Surkhet, December 25, 2007
Fifteen persons were killed, 33 injured and over 100 went missing when a suspension bridge at Suwaghat over Bheri River linking Mehelkuna and Dahachaur collapsed today.
The bridge was overcrowded with pilgrims and collapsed after pilgrims who were heading to attend the annual poornima fair in Suwaghat were passing the bridge at around 2 pm today. “As the bridge was overcrowded with pilgrims, it collapsed,” an injured, Sher Bahadur Oli of Sahare-4, said. “I managed to survive by holding on to the ropes of the bridge,” Oli said, adding that some 2,000 persons were crossing the bridge while it collapsed. “Only human heads were seen in the Bheri River after the collapse of the bridge,” an eyewitness Bhim Bahadur Poudel said, adding that most of the missing include women, children and elderly persons. People involved in rescue and security personnel said that the number of those missing could not be confirmed, but eye witnesses said over 100 people may have gone missing.
People involved in the rescue rescued 50 persons from the river. “As a large number of people were crossing the bridge, the number of persons who fell into the river could not be confirmed,” Chandra KC of Maintada- 5 said, adding, there was no space “even for a needle” in the bridge.

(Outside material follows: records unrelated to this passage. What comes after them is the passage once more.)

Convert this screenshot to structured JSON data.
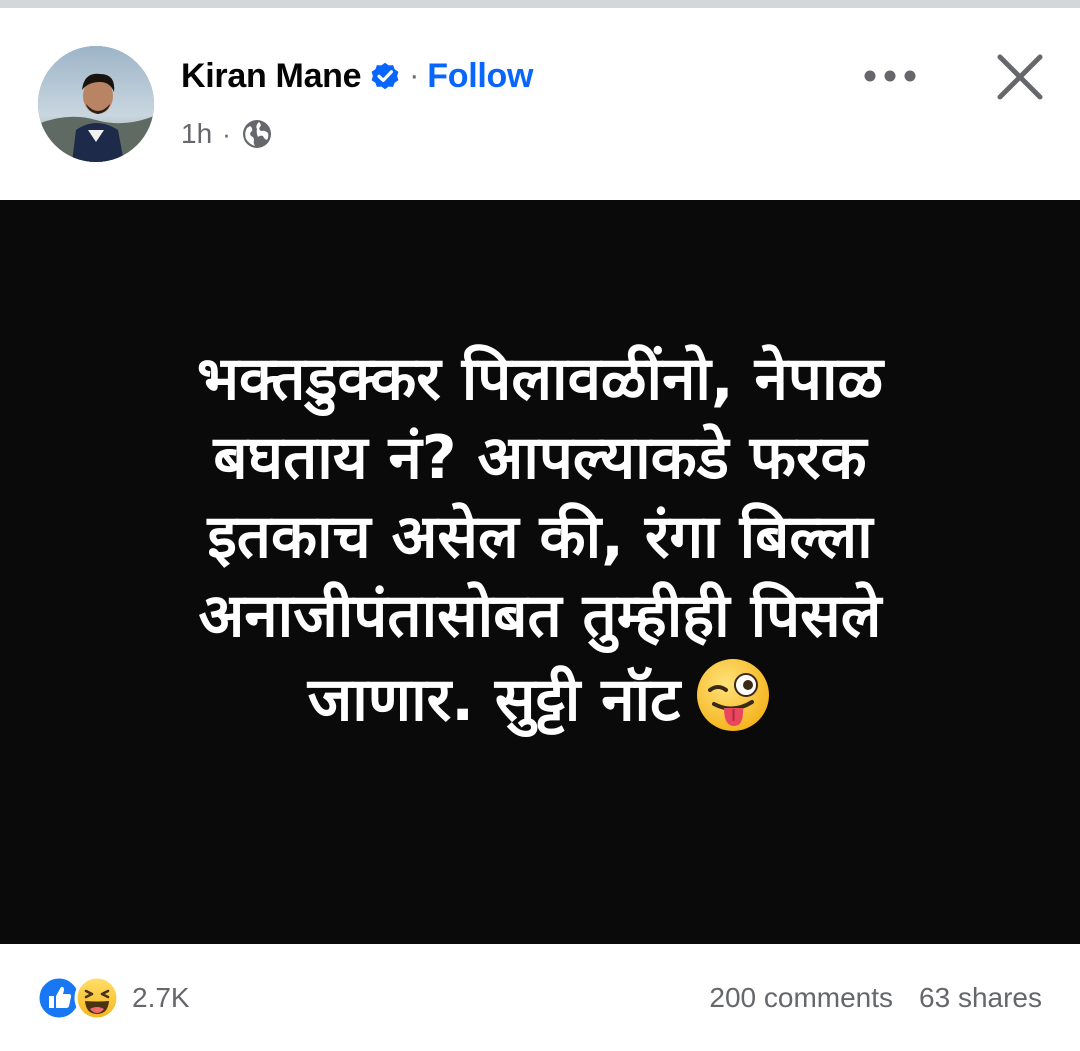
{
  "post": {
    "author": {
      "name": "Kiran Mane",
      "verified": true,
      "separator": "·",
      "follow_label": "Follow"
    },
    "meta": {
      "time": "1h",
      "separator": "·",
      "audience_icon": "globe-icon"
    },
    "actions": {
      "more_icon": "more-options-icon",
      "close_icon": "close-icon"
    },
    "content": {
      "background_color": "#0a0a0a",
      "text_color": "#ffffff",
      "lines": [
        "भक्तडुक्कर पिलावळींनो, नेपाळ",
        "बघताय नं? आपल्याकडे फरक",
        "इतकाच असेल की, रंगा बिल्ला",
        "अनाजीपंतासोबत तुम्हीही पिसले",
        "जाणार. सुट्टी नॉट"
      ],
      "trailing_emoji": "winking-face-with-tongue"
    },
    "engagement": {
      "reaction_icons": [
        "like-icon",
        "haha-icon"
      ],
      "reactions_count": "2.7K",
      "comments_label": "200 comments",
      "shares_label": "63 shares"
    }
  },
  "colors": {
    "link_blue": "#0866ff",
    "verified_blue": "#0866ff",
    "secondary_text": "#65676b",
    "primary_text": "#050505"
  }
}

Pilgrims of some 25 VDCs of eastern Surkhet attend the fair and the crowd of pilgrims have been increasing since yesterday.
Govt plans austerity measures to cut costs
Kathmandu, December 25, 2007
The government is planning cost-cutting measures to fight what economists call the ‘Dutch disease’ — an economic condition that, in its broadest sense, refers to negative consequences resulting from rising expenditure.
The austerity measures are meant to contain rise in expenditure vis-à-vis resource mobilisation, a finance ministry official said. “Official trips abroad will be cut and new land and vehicles will not be purchased,” said Budget Division chief at the ministery, Krishna Hari Baskota. “This way we could save up to Rs 3 billion without compromising on any development activity.”
The budget deficit has crossed Rs 9.80 billion, which is 30 per cent of the total revenue the government realised during the first five months of the current fiscal year. It was on a surplus of Rs 1.49 billion during the same period last year.
Economists assess that the continuation of the ballooning of budgetary deficit could result in a budget deficit of about Rs 40 billion or 5.6 per cent of the GNP. “The current situation calls for immediate measures to control rising expenditure, giving economic issues the attention they deserve,” says economist Dr Raghav Dhoj Panta.
The total budgetary expenditure rose by 46.5 per cent to Rs 44.88 billion in the past five months, out of which recurrent expenditures account for 69 per cent.